■ WORK ITEM: Lines holding the word "heading" in the following material must be counted; give only the resulting number.

■ RECORD SET:
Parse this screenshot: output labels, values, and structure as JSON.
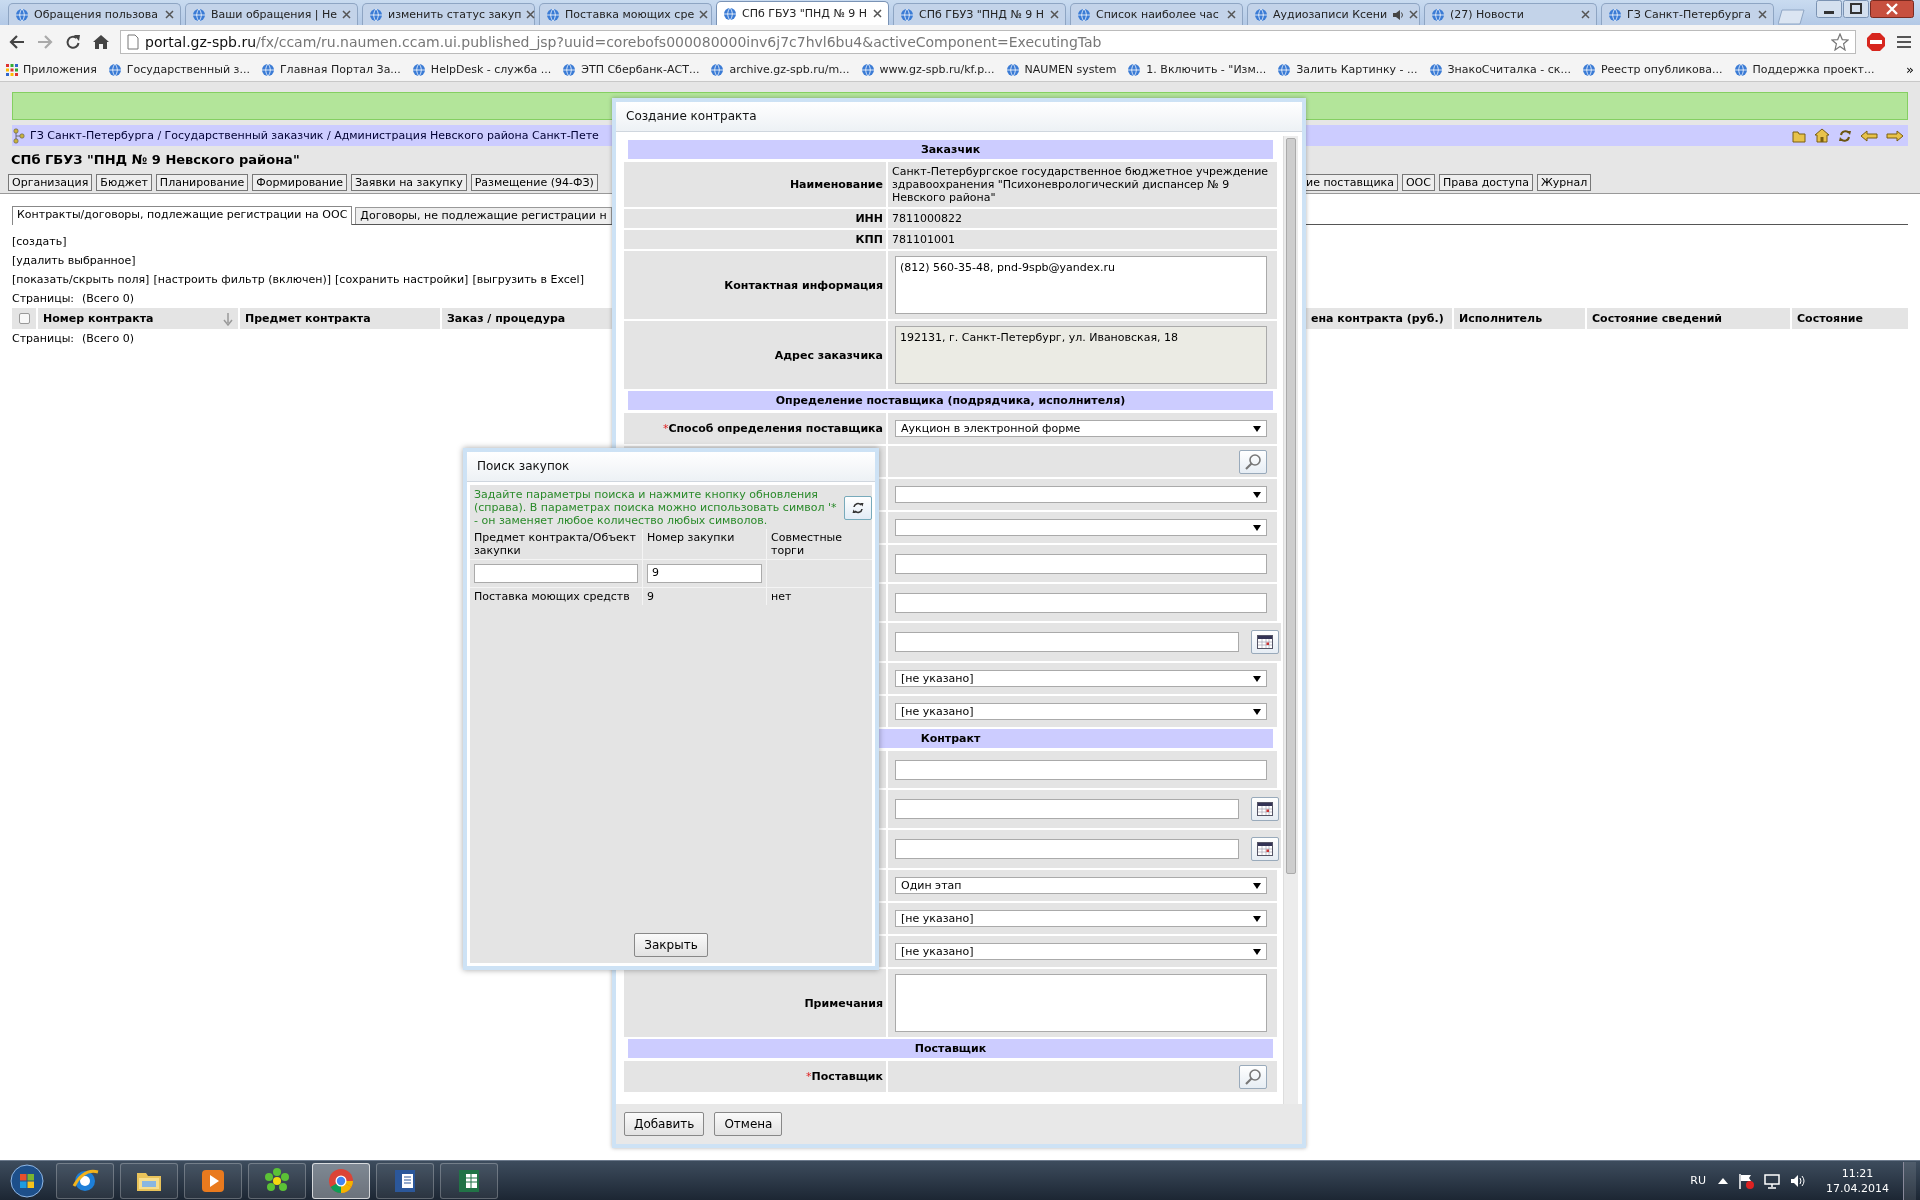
{
  "browser": {
    "tabs": [
      {
        "title": "Обращения пользова",
        "selected": false,
        "audio": false
      },
      {
        "title": "Ваши обращения | Не",
        "selected": false,
        "audio": false
      },
      {
        "title": "изменить статус закуп",
        "selected": false,
        "audio": false
      },
      {
        "title": "Поставка моющих сре",
        "selected": false,
        "audio": false
      },
      {
        "title": "СПб ГБУЗ \"ПНД № 9 Н",
        "selected": true,
        "audio": false
      },
      {
        "title": "СПб ГБУЗ \"ПНД № 9 Н",
        "selected": false,
        "audio": false
      },
      {
        "title": "Список наиболее час",
        "selected": false,
        "audio": false
      },
      {
        "title": "Аудиозаписи Ксени",
        "selected": false,
        "audio": true
      },
      {
        "title": "(27) Новости",
        "selected": false,
        "audio": false
      },
      {
        "title": "ГЗ Санкт-Петербурга",
        "selected": false,
        "audio": false
      }
    ],
    "address": {
      "host": "portal.gz-spb.ru",
      "path": "/fx/ccam/ru.naumen.ccam.ui.published_jsp?uuid=corebofs000080000inv6j7c7hvl6bu4&activeComponent=ExecutingTab"
    },
    "apps_label": "Приложения",
    "bookmarks": [
      "Государственный з...",
      "Главная Портал За...",
      "HelpDesk - служба ...",
      "ЭТП Сбербанк-АСТ...",
      "archive.gz-spb.ru/m...",
      "www.gz-spb.ru/kf.p...",
      "NAUMEN system",
      "1. Включить - \"Изм...",
      "Залить Картинку - ...",
      "ЗнакоСчиталка - ск...",
      "Реестр опубликова...",
      "Поддержка проект..."
    ],
    "bookmarks_more": "»"
  },
  "page": {
    "breadcrumb": "ГЗ Санкт-Петербурга / Государственный заказчик / Администрация Невского района Санкт-Пете",
    "title": "СПб ГБУЗ \"ПНД № 9 Невского района\"",
    "nav_left": [
      "Организация",
      "Бюджет",
      "Планирование",
      "Формирование",
      "Заявки на закупку",
      "Размещение (94-ФЗ)"
    ],
    "nav_right": [
      "ие поставщика",
      "ООС",
      "Права доступа",
      "Журнал"
    ],
    "subtabs": [
      {
        "label": "Контракты/договоры, подлежащие регистрации на ООС",
        "selected": true
      },
      {
        "label": "Договоры, не подлежащие регистрации н",
        "selected": false
      }
    ],
    "actions": [
      [
        "[создать]"
      ],
      [
        "[удалить выбранное]"
      ],
      [
        "[показать/скрыть поля]",
        "[настроить фильтр (включен)]",
        "[сохранить настройки]",
        "[выгрузить в Excel]"
      ]
    ],
    "pager_top": {
      "label": "Страницы:",
      "total": "(Всего 0)"
    },
    "select_all_checked": false,
    "columns_left": [
      "Номер контракта",
      "Предмет контракта",
      "Заказ / процедура"
    ],
    "columns_right": [
      "ена контракта (руб.)",
      "Исполнитель",
      "Состояние сведений",
      "Состояние"
    ],
    "pager_bottom": {
      "label": "Страницы:",
      "total": "(Всего 0)"
    }
  },
  "contract_dialog": {
    "title": "Создание контракта",
    "required_mark": "*",
    "sections": [
      {
        "heading": "Заказчик",
        "rows": [
          {
            "kind": "text",
            "label": "Наименование",
            "required": false,
            "value": "Санкт-Петербургское государственное бюджетное учреждение здравоохранения \"Психоневрологический диспансер № 9 Невского района\""
          },
          {
            "kind": "text",
            "label": "ИНН",
            "required": false,
            "value": "7811000822"
          },
          {
            "kind": "text",
            "label": "КПП",
            "required": false,
            "value": "781101001"
          },
          {
            "kind": "textarea",
            "label": "Контактная информация",
            "required": false,
            "disabled": false,
            "value": "(812) 560-35-48, pnd-9spb@yandex.ru"
          },
          {
            "kind": "textarea",
            "label": "Адрес заказчика",
            "required": false,
            "disabled": true,
            "value": "192131, г. Санкт-Петербург, ул. Ивановская, 18"
          }
        ]
      },
      {
        "heading": "Определение поставщика (подрядчика, исполнителя)",
        "rows": [
          {
            "kind": "select",
            "label": "Способ определения поставщика",
            "required": true,
            "value": "Аукцион в электронной форме"
          },
          {
            "kind": "lookup"
          },
          {
            "kind": "select"
          },
          {
            "kind": "select"
          },
          {
            "kind": "input"
          },
          {
            "kind": "input"
          },
          {
            "kind": "date"
          },
          {
            "kind": "select",
            "value": "[не указано]"
          },
          {
            "kind": "select",
            "value": "[не указано]"
          }
        ]
      },
      {
        "heading": "Контракт",
        "rows": [
          {
            "kind": "input"
          },
          {
            "kind": "date"
          },
          {
            "kind": "date"
          },
          {
            "kind": "select",
            "value": "Один этап"
          },
          {
            "kind": "select",
            "value": "[не указано]"
          },
          {
            "kind": "select",
            "value": "[не указано]"
          },
          {
            "kind": "textarea",
            "label": "Примечания",
            "required": false,
            "disabled": false
          }
        ]
      },
      {
        "heading": "Поставщик",
        "rows": [
          {
            "kind": "lookup",
            "label": "Поставщик",
            "required": true
          }
        ]
      }
    ],
    "buttons": [
      "Добавить",
      "Отмена"
    ]
  },
  "search_dialog": {
    "title": "Поиск закупок",
    "hint": "Задайте параметры поиска и нажмите кнопку обновления (справа). В параметрах поиска можно использовать символ '* - он заменяет любое количество любых символов.",
    "columns": [
      "Предмет контракта/Объект закупки",
      "Номер закупки",
      "Совместные торги"
    ],
    "filters": [
      {
        "kind": "input"
      },
      {
        "kind": "input",
        "value": "9"
      },
      {
        "kind": "none"
      }
    ],
    "rows": [
      [
        "Поставка моющих средств",
        "9",
        "нет"
      ]
    ],
    "close": "Закрыть"
  },
  "taskbar": {
    "apps": [
      {
        "selected": false
      },
      {
        "selected": false
      },
      {
        "selected": false
      },
      {
        "selected": false
      },
      {
        "selected": true
      },
      {
        "selected": false
      },
      {
        "selected": false
      }
    ],
    "language": "RU",
    "time": "11:21",
    "date": "17.04.2014"
  }
}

■ RESPONSE TO THE EXERCISE: 4